== EXERCISE DIRECTIONS ==
If a line in the records below contains the word "Unknown", copy it out.
*** STUDY MATERIAL ***
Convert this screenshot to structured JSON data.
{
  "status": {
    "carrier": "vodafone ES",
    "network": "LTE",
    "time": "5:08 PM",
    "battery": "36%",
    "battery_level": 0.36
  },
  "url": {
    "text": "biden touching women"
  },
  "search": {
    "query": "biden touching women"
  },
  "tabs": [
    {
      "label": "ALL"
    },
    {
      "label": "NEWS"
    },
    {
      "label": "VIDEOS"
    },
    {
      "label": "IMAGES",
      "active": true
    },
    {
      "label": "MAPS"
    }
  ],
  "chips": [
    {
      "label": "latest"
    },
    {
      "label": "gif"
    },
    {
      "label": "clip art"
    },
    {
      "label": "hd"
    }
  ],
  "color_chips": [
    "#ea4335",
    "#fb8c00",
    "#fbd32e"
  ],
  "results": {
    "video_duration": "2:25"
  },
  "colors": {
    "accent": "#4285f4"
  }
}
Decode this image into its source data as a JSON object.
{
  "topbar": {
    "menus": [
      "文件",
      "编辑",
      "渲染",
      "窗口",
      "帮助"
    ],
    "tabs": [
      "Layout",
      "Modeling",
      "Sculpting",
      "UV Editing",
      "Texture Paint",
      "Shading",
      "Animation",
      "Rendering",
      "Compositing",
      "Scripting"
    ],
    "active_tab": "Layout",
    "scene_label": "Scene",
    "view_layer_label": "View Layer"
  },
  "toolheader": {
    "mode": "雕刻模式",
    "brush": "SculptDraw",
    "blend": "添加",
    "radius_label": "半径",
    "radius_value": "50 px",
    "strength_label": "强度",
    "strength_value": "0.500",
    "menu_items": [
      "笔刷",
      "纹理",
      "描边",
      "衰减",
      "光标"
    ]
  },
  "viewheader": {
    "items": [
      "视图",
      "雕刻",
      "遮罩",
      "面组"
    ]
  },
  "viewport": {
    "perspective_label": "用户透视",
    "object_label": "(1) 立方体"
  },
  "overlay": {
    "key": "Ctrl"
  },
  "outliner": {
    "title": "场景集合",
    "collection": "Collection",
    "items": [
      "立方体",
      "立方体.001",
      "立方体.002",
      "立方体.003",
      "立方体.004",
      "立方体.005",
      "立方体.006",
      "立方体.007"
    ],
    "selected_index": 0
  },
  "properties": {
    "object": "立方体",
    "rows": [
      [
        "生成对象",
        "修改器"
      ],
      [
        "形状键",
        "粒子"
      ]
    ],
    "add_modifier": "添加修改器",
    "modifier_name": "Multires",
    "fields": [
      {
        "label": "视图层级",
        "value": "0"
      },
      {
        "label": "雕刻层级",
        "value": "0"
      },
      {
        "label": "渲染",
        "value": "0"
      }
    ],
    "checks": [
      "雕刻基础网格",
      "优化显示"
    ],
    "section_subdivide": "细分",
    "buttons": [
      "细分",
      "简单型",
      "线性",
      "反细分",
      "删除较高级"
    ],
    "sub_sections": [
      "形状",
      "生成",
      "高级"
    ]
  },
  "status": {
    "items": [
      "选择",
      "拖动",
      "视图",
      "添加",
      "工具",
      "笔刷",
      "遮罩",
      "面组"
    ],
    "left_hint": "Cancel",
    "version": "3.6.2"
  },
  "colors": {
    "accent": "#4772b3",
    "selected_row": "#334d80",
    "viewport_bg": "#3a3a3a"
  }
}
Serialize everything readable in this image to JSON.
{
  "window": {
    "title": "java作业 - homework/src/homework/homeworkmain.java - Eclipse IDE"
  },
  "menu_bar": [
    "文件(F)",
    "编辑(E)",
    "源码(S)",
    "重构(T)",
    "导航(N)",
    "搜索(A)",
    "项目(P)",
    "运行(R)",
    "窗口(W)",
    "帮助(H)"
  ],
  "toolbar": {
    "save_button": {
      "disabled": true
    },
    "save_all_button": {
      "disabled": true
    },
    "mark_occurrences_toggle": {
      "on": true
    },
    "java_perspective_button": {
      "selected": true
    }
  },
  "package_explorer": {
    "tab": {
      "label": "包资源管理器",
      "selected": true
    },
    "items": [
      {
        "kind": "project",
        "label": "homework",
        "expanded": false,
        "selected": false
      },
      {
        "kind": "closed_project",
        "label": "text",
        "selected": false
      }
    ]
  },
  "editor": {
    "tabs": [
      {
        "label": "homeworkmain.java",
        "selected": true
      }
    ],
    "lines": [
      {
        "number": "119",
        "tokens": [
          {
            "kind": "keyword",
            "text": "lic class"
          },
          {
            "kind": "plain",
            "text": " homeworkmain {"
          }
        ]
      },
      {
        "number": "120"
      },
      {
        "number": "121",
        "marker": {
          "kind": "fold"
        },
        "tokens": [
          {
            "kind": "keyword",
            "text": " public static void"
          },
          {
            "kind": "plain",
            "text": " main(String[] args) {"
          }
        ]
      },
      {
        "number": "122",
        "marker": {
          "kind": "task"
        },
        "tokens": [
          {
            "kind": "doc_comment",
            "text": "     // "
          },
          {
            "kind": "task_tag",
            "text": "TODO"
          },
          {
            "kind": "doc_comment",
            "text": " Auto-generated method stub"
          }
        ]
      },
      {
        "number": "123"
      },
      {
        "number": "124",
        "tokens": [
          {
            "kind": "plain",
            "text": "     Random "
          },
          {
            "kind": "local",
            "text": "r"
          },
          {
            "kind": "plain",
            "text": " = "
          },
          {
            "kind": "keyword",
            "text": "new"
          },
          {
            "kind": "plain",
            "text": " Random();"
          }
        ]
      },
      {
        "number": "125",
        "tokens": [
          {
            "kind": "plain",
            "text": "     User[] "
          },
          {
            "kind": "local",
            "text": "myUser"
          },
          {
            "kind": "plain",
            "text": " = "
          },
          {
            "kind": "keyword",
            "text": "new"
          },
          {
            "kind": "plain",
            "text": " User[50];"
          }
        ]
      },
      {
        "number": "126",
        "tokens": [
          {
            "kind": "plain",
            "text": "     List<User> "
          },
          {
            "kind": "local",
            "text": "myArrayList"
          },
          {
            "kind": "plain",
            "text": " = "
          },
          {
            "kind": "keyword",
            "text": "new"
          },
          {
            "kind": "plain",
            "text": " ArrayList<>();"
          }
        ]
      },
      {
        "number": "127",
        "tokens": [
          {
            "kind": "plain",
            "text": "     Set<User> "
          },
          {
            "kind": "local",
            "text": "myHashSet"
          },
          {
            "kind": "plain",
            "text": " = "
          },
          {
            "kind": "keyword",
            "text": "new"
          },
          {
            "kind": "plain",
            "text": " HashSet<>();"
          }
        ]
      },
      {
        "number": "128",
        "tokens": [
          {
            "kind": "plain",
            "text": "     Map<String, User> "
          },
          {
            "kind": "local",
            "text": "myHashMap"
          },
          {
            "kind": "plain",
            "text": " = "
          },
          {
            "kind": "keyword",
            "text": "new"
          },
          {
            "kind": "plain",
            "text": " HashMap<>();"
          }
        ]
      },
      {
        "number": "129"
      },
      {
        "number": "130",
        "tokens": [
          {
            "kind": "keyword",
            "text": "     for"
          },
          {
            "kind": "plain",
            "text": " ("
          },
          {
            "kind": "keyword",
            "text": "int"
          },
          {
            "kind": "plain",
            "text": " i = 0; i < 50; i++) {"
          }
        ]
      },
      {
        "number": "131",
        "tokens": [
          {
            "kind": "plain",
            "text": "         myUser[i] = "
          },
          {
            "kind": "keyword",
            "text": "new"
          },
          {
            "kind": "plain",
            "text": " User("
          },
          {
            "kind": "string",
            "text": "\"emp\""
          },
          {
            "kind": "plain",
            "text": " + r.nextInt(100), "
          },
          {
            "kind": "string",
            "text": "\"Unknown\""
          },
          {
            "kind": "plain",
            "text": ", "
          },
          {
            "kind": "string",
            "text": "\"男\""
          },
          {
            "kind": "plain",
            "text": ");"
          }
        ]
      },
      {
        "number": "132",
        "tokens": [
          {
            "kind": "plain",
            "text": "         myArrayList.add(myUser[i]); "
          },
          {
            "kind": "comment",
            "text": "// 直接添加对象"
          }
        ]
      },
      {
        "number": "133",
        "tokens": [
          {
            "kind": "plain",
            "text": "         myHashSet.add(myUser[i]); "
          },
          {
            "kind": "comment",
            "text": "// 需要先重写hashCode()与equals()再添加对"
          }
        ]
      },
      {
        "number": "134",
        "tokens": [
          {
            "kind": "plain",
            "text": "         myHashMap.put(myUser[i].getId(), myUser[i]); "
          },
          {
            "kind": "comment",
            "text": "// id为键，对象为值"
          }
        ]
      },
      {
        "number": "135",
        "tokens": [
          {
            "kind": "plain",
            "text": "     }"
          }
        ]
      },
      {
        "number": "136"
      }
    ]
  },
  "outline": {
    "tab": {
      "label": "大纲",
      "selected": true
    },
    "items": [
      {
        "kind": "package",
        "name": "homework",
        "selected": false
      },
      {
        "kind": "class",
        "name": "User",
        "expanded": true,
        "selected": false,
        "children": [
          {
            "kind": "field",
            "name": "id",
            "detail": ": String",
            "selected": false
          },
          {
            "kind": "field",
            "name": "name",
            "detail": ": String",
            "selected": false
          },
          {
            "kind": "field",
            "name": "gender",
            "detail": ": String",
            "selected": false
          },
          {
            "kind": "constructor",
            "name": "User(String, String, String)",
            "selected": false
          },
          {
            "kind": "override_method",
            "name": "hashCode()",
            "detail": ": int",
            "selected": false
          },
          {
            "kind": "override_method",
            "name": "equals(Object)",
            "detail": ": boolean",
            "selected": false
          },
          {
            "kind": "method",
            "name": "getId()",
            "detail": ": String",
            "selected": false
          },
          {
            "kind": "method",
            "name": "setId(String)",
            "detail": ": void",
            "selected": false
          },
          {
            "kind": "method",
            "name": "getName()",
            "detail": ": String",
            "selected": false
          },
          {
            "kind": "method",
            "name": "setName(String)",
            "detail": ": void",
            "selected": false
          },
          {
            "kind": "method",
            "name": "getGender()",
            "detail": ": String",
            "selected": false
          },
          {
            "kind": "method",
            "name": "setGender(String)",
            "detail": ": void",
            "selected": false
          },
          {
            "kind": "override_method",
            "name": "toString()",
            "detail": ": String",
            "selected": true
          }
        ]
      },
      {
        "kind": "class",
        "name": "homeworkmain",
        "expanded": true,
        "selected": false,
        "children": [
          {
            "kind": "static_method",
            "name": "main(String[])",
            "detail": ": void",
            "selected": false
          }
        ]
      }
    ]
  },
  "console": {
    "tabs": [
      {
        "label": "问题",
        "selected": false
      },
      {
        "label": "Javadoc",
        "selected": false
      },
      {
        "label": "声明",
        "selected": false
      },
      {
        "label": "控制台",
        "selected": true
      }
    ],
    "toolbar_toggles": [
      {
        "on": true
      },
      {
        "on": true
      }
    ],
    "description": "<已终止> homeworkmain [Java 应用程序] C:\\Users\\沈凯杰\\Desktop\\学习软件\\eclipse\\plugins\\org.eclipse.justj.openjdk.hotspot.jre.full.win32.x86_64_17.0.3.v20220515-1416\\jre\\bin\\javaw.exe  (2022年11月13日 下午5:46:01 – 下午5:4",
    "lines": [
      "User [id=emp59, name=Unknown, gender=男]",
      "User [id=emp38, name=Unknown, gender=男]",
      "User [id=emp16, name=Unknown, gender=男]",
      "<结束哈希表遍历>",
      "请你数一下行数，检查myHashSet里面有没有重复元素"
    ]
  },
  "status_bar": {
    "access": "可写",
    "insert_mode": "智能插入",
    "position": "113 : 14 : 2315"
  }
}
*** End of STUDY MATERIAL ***
== SOLUTION TO THE EXERCISE ==
            "text": "\"Unknown\""
      "User [id=emp59, name=Unknown, gender=男]",
      "User [id=emp38, name=Unknown, gender=男]",
      "User [id=emp16, name=Unknown, gender=男]",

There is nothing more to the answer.